# WHAT IS EXPECTED
Lines that include "summary" make up the answer; copy all of them from the data below.

------ MATERIAL FOR THE TASK

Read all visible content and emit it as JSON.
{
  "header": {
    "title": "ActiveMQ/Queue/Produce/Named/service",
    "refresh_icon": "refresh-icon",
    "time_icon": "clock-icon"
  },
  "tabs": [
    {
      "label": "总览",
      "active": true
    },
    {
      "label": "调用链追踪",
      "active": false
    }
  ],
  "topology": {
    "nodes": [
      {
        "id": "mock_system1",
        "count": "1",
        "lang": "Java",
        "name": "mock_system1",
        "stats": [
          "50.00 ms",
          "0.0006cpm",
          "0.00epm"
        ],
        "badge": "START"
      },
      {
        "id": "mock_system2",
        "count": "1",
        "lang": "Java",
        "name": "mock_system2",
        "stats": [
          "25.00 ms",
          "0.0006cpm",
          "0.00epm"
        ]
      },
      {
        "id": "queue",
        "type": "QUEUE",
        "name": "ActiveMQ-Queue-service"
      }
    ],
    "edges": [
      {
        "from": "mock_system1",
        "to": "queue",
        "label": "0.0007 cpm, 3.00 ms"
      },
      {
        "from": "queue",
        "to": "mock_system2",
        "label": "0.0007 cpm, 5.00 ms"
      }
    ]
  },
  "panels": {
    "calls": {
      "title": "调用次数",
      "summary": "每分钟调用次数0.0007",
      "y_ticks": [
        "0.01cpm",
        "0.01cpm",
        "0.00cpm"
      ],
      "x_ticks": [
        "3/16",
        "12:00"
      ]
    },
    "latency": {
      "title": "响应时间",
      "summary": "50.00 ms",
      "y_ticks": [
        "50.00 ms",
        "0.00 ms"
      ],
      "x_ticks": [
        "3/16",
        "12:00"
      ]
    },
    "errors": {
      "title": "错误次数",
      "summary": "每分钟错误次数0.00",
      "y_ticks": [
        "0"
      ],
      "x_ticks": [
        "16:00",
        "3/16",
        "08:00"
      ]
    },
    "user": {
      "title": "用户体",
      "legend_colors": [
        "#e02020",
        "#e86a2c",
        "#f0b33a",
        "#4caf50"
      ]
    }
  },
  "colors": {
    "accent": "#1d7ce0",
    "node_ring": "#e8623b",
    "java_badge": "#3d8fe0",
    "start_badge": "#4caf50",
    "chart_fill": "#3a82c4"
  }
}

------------

# TASK RESPONSE
      "summary": "每分钟调用次数0.0007",
      "summary": "50.00 ms",
      "summary": "每分钟错误次数0.00",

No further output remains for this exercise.